[Page and application data records]
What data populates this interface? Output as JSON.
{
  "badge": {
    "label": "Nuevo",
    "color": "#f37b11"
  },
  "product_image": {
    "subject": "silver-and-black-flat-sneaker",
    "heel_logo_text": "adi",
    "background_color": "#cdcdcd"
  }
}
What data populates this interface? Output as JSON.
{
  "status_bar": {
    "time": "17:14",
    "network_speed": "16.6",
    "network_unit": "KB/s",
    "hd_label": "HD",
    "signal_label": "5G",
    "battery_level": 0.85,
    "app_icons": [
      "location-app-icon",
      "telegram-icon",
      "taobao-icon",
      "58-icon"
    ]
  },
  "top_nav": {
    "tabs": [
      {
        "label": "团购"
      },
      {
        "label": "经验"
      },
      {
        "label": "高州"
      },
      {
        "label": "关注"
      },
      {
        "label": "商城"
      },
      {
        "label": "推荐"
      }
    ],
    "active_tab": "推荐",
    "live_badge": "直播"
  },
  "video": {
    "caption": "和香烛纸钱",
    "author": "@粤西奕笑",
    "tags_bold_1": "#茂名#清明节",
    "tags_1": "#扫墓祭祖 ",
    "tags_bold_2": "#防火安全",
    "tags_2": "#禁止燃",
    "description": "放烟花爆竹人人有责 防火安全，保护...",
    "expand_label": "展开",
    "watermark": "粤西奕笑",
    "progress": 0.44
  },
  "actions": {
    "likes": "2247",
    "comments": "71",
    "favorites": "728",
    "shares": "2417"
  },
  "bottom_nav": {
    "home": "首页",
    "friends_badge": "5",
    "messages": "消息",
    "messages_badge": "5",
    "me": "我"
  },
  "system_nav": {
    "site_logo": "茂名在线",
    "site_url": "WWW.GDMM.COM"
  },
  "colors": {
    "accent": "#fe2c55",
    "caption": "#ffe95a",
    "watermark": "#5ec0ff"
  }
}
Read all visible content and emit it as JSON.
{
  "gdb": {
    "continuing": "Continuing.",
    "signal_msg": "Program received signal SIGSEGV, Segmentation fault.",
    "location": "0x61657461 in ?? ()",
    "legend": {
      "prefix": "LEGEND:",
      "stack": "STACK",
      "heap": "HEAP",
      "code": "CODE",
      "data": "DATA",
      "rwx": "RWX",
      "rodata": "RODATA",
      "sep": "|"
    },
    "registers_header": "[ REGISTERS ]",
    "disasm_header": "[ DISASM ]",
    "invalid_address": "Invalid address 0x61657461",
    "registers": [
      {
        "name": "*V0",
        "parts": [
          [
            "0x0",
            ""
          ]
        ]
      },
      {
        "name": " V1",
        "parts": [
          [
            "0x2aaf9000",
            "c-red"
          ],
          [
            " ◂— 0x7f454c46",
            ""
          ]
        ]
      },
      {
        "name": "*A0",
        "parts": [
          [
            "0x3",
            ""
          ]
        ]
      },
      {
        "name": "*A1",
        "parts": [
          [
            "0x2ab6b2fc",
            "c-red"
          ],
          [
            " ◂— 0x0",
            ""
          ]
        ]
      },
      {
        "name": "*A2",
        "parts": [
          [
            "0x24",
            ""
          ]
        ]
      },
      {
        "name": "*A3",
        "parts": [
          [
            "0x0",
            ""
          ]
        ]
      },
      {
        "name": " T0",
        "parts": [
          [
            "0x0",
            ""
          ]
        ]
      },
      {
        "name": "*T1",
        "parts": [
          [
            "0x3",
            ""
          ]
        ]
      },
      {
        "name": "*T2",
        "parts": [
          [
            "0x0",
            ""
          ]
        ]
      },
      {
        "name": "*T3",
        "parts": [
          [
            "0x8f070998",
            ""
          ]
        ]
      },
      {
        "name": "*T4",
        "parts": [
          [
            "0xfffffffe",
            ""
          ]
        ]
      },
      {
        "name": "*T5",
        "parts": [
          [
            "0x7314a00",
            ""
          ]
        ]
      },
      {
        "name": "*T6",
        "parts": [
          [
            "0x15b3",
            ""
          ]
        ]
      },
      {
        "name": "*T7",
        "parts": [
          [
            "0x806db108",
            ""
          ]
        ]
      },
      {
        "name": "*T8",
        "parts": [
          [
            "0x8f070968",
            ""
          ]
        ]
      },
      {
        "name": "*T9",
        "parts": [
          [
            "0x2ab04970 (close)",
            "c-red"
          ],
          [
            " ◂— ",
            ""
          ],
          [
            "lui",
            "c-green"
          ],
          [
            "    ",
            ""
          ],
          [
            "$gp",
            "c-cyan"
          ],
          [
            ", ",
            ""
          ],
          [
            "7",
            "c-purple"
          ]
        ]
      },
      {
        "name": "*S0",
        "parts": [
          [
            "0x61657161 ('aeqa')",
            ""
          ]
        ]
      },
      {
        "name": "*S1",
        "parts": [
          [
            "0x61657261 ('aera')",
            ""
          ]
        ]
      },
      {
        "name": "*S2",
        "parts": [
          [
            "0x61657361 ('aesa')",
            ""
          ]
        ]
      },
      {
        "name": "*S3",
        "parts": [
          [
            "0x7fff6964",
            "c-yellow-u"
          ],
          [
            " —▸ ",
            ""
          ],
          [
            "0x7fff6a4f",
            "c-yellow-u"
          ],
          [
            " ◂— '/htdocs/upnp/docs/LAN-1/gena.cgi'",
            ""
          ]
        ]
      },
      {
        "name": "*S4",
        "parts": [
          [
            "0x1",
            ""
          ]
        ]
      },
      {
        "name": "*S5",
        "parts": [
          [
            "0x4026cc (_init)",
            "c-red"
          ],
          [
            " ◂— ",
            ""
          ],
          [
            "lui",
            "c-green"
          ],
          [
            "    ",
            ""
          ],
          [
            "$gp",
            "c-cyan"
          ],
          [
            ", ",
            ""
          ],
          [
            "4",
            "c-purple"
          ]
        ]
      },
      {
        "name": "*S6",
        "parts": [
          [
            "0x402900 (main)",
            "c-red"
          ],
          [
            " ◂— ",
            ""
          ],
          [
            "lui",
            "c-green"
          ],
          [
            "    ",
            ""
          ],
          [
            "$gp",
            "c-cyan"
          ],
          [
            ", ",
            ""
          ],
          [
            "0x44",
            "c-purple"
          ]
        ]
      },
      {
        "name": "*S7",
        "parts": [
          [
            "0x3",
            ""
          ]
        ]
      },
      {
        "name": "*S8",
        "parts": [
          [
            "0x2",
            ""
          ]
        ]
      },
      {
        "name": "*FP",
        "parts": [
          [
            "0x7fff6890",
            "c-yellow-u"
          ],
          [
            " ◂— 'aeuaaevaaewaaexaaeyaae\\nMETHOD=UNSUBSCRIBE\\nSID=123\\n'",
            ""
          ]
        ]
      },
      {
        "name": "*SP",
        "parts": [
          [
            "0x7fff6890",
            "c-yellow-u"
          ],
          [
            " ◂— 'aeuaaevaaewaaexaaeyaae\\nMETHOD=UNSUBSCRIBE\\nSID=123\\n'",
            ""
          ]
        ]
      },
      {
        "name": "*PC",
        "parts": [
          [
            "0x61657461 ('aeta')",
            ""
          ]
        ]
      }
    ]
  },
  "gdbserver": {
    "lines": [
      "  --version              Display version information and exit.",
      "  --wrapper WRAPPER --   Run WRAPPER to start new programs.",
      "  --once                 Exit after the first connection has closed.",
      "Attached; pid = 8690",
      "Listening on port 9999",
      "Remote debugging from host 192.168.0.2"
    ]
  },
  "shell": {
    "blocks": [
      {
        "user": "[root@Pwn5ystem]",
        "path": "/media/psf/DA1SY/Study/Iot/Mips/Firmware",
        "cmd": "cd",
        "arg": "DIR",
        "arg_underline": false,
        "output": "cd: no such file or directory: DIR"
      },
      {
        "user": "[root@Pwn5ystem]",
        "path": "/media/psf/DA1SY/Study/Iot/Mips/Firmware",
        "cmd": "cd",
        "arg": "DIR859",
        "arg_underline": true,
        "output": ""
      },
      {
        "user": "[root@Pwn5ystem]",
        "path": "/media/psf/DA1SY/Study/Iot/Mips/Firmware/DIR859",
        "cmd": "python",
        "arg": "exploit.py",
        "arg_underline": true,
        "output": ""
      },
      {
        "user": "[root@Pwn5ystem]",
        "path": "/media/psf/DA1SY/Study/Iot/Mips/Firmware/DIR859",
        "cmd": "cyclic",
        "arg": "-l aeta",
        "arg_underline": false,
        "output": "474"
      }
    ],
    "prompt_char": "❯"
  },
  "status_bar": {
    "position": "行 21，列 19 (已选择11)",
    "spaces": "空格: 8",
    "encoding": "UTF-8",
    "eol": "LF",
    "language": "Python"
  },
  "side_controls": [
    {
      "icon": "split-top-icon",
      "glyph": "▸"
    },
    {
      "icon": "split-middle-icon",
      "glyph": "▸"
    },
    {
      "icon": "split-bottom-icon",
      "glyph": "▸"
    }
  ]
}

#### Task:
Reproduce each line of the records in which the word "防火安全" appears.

#### Output of the task:
    "tags_bold_2": "#防火安全",
    "description": "放烟花爆竹人人有责 防火安全，保护...",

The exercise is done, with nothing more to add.